Good morning, good reader. I’m Ian Wilson, here to talk about the right tools for the right job. In this case, pyrography. Now, some of you are probably thinking “what is pyrography?” It comes from a Greek word that means “drawing (or writing) with fire” and that’s essentially what it is. Basically, what I do as a pyrographer is take a piece of hot metal and draw on wood (or leather) with it. It sounds dangerous, but it’s actually a pretty safe artform.
So the question is, what does one need to become a pyrographer? Well, the obvious thing you need is some amount of artistic talent. If you’re good at drawing or calligraphy, then I would say give pyrography a try. The next you’ll need is some wood. I’ll get into what types of wood are best another time. Ideally, you want an unfinished piece of wood that is relatively smooth, with few imperfections. And of course, you need a pyrography tool.
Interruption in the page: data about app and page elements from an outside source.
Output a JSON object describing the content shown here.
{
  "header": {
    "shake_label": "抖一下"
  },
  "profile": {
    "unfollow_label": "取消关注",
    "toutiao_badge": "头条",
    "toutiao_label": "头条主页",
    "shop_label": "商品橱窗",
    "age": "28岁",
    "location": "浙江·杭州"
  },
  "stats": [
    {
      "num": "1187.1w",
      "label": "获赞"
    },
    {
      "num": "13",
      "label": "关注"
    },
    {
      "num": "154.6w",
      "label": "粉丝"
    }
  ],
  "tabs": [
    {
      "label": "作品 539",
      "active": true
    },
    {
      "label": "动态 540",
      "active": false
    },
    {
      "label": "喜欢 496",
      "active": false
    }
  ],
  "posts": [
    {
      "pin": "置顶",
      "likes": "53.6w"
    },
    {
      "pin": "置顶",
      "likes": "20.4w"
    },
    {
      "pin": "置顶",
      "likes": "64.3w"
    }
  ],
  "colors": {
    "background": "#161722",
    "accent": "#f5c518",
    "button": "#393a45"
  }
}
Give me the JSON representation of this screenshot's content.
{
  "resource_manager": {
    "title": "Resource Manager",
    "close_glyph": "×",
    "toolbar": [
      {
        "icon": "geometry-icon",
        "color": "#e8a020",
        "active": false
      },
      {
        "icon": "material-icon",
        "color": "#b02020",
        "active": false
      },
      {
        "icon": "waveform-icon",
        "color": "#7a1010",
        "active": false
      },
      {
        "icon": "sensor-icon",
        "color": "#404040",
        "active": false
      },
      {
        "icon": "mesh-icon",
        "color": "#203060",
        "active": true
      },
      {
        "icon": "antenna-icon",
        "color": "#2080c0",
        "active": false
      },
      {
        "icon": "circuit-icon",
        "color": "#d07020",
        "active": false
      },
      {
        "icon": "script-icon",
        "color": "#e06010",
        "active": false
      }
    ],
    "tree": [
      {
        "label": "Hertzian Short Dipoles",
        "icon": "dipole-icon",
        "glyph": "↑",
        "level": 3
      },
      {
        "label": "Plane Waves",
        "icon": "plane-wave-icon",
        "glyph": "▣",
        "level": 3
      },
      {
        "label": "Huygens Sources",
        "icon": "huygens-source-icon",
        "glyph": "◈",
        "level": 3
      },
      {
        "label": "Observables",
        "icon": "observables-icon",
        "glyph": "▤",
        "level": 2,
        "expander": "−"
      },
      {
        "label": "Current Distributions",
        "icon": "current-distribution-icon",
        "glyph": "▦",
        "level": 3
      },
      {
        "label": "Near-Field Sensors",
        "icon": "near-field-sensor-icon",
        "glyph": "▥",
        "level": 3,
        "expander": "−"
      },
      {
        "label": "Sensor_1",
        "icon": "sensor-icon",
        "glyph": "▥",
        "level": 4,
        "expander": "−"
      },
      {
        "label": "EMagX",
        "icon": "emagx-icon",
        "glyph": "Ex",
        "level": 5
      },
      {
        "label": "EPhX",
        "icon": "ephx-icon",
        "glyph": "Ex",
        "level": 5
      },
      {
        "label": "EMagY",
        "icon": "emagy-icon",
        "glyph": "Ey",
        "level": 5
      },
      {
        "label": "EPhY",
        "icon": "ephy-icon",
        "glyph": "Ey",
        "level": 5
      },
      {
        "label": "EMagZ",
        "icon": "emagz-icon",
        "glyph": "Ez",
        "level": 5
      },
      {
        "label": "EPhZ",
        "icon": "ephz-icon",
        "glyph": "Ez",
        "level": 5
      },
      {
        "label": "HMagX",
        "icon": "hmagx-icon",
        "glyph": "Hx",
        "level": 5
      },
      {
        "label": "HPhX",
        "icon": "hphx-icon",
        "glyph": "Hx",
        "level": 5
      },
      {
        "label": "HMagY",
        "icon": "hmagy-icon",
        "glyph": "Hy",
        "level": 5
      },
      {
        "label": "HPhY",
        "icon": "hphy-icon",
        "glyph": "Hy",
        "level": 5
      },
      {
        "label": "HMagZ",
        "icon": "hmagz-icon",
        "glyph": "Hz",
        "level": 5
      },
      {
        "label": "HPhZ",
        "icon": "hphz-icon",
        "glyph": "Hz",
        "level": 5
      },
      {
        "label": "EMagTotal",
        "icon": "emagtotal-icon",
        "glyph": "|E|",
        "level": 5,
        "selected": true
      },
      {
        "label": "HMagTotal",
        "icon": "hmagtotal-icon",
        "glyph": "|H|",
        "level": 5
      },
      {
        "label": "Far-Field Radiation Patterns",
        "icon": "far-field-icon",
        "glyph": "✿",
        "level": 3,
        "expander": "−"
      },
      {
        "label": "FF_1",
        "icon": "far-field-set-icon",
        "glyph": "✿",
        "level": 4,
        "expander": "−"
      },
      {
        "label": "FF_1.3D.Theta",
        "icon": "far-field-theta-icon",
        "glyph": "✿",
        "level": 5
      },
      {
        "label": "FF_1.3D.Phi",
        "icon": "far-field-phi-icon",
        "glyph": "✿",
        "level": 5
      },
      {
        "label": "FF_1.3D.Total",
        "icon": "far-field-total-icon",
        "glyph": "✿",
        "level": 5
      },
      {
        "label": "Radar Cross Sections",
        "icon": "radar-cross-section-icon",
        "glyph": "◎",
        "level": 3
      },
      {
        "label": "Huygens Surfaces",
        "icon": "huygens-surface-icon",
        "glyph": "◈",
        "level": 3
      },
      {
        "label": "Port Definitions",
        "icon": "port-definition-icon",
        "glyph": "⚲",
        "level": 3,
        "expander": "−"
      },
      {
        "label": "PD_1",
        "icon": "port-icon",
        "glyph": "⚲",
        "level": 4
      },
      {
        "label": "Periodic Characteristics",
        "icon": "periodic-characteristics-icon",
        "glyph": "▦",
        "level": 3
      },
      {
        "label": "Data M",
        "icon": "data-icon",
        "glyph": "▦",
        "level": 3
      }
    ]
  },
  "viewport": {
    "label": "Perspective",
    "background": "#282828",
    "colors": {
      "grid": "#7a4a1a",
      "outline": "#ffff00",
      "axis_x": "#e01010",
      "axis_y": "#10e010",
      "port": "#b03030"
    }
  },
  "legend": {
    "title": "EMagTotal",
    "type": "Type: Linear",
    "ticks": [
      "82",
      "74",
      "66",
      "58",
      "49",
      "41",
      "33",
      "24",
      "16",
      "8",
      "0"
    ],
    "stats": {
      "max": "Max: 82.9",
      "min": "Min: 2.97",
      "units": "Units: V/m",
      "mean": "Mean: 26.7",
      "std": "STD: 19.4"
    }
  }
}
There are a great variety of pyrography tools, but they generally have a short wire that plugs into a normal wall socket, and have interchangeable tips, which you can screw into the end. Each tip has a different purpose and will make a different type of mark. I would strongly suggest that you buy a pyrography tool in person at a craft store rather than online. The best tools are usually temperature controlled; my first pyrography tool didn’t come with temperature controls, but I made do, and it worked out OK, but my work would’ve looked better if I had temperature control. For softer, more delicate woods, use a lower temperature. Usually, the tool will come with some instructions on how hot to make it, but you really just need to experiment with it to find what best works for you.
Other things you’ll need are leather grafting gloves. Now, you won’t need them to be very thick, like welding gloves; you’ll just need a little extra layer of protection. The handle of the tool is always shielded so you’re not likely to get yourself burned, but just in case, it’s best to wear the gloves. If you’re working indoors, I would recommend some kind of ventilation, like a window fan, to blow the smoke away. Otherwise, the smoke will get in your eyes, and you won’t be able to see what you’re doing. If you’re not working near a fan or a window, I would recommend wearing safety goggles. They’ll keep the smoke out of your eyes so you can keep working. And never leave your pyrography tool unattended while the power is turned on! Make sure it has had time to cool before leaving your workspace.
Pyrography is a relatively simple, fun art, and I would recommend anyone with moderate to skilled drawing talent try their hand at it.
**Opinions expressed on blogs about which I write are the opinion of the blog authors and DO NOT necessarily reflect my own opinion.